Using the records below, copy out exactly the line that contains "Transcribe this image's" and every line that follows it, up to and including the last, and no others.
· · · ·
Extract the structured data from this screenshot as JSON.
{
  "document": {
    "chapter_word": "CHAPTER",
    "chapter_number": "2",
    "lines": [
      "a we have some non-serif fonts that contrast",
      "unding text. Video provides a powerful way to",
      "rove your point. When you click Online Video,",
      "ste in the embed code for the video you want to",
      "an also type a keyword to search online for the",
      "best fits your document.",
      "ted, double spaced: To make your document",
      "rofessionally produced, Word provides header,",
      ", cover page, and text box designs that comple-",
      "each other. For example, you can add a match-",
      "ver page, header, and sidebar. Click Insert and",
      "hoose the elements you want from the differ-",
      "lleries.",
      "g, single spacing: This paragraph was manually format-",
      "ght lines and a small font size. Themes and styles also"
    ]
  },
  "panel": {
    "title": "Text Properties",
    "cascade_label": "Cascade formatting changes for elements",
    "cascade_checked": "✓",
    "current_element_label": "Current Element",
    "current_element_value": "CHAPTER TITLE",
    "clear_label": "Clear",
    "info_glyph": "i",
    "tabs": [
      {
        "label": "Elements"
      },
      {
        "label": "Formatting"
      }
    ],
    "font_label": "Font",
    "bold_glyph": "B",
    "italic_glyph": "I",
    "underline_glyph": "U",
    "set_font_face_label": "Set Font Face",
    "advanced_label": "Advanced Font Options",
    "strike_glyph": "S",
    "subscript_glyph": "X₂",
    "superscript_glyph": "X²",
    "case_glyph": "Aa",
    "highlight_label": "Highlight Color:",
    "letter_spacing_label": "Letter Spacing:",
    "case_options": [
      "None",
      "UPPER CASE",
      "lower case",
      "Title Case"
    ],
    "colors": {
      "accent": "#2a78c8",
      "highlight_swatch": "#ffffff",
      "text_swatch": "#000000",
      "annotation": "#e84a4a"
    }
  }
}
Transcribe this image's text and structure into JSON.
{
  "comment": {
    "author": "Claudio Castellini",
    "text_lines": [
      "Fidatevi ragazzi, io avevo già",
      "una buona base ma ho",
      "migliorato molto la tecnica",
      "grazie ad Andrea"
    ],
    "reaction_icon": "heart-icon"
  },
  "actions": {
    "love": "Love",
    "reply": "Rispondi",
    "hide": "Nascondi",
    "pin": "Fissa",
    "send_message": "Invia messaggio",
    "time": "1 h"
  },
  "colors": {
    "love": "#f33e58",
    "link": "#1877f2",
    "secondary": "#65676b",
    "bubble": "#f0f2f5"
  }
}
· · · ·
• [Reply to the exercise]
Transcribe this image's text and structure into JSON.
{
  "comment": {
    "author": "Claudio Castellini",
    "text_lines": [
      "Fidatevi ragazzi, io avevo già",
      "una buona base ma ho",
      "migliorato molto la tecnica",
      "grazie ad Andrea"
    ],
    "reaction_icon": "heart-icon"
  },
  "actions": {
    "love": "Love",
    "reply": "Rispondi",
    "hide": "Nascondi",
    "pin": "Fissa",
    "send_message": "Invia messaggio",
    "time": "1 h"
  },
  "colors": {
    "love": "#f33e58",
    "link": "#1877f2",
    "secondary": "#65676b",
    "bubble": "#f0f2f5"
  }
}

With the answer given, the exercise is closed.